WHAT TO DO = Take every line from the entries below that includes the word "this" and copy it.

DATA FOR PROCESSING START

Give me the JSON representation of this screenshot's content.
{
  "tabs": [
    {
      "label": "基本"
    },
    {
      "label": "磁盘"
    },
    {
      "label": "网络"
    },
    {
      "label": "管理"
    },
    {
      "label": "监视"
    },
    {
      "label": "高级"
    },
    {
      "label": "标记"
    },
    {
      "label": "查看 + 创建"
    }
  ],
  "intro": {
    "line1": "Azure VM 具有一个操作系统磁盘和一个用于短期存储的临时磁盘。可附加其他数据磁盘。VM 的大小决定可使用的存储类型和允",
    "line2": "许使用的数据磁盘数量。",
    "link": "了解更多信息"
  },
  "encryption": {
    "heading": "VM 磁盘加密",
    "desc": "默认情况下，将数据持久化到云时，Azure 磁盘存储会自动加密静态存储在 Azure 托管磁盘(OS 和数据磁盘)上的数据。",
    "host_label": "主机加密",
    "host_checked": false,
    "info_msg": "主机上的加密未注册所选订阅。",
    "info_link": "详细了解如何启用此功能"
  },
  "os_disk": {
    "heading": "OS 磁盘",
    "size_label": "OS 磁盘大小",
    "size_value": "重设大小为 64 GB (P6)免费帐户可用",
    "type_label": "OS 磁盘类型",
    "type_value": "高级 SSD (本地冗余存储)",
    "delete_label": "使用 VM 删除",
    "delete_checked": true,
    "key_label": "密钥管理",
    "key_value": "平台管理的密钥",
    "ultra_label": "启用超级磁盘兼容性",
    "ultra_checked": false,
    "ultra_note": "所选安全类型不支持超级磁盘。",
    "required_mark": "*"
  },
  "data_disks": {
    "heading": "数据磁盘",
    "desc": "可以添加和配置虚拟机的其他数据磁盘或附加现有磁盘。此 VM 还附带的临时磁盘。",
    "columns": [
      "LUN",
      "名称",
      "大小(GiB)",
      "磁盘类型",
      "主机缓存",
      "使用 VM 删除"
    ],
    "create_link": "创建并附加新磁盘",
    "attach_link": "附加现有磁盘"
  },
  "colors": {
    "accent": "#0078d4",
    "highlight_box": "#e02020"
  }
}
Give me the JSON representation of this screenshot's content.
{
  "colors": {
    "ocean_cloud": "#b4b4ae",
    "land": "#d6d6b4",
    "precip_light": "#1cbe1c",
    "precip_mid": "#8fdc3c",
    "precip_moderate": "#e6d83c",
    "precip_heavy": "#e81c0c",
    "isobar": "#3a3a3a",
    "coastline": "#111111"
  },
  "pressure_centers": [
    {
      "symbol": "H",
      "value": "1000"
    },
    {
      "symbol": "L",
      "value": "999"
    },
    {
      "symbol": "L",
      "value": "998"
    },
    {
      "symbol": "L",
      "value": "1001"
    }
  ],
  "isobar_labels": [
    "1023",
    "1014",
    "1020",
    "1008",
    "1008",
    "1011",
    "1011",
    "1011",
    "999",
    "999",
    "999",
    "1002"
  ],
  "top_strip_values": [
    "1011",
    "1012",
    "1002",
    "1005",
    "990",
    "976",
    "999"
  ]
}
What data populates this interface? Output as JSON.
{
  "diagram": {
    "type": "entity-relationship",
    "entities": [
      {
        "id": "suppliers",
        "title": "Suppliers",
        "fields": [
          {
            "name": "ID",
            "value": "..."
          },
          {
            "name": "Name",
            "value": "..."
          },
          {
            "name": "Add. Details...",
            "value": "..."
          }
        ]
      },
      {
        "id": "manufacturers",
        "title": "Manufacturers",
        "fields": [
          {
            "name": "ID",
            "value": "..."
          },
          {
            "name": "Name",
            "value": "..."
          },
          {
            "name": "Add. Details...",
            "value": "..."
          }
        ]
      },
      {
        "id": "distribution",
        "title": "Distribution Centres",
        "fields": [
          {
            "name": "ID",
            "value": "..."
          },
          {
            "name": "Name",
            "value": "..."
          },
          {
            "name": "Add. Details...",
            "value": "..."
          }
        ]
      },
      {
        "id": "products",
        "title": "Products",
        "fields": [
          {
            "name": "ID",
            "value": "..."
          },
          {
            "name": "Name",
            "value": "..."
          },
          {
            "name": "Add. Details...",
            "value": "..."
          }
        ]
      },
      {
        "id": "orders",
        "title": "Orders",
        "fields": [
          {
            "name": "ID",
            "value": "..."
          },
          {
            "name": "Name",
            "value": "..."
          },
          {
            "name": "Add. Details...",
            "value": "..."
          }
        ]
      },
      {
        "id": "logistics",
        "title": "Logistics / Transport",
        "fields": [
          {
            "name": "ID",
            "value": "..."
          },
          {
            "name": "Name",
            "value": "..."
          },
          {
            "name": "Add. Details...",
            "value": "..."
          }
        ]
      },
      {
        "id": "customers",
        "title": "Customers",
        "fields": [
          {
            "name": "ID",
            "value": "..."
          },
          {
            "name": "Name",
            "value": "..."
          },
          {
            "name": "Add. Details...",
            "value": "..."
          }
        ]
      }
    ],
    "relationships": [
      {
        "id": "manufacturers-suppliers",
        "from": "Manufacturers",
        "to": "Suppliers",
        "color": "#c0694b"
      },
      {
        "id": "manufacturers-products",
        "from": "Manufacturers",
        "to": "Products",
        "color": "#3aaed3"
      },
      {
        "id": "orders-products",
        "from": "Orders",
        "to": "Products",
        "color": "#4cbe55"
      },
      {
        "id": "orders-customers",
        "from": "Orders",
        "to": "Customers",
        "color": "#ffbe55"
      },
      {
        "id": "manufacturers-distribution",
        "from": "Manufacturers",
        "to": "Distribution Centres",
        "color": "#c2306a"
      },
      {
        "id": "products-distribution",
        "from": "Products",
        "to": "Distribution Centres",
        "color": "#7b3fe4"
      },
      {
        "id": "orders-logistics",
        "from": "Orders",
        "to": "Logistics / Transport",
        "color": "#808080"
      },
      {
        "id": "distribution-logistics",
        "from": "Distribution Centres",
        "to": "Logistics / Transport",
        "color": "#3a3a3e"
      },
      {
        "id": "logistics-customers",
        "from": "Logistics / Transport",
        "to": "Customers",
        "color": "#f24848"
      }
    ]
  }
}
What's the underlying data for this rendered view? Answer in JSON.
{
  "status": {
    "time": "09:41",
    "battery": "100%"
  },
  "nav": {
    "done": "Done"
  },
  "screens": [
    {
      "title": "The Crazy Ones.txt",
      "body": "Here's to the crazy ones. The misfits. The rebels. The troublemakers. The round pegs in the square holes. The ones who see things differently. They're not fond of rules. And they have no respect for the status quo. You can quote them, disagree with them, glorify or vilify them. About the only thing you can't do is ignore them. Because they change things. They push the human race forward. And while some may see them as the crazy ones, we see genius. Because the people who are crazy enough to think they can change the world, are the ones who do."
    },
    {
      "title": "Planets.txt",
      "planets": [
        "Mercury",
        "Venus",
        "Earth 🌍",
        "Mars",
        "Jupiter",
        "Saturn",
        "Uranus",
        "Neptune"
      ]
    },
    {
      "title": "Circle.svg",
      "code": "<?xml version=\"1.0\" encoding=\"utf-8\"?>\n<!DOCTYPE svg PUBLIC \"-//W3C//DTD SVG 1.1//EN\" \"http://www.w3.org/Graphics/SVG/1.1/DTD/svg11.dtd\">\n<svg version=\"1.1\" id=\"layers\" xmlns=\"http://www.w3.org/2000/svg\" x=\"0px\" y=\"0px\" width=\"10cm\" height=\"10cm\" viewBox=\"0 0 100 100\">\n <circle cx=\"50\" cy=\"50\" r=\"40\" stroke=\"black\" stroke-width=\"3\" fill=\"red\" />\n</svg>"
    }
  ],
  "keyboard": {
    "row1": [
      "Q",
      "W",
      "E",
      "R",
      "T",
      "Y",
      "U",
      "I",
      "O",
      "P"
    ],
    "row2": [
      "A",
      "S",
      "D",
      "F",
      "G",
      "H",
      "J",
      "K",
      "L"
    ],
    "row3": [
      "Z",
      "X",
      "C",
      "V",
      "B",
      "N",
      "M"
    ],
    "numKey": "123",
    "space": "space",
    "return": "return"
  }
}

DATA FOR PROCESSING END

REPLY =
Give me the JSON representation of this screenshot's content.
Give me the JSON representation of this screenshot's content.
What data populates this interface? Output as JSON.
What's the underlying data for this rendered view? Answer in JSON.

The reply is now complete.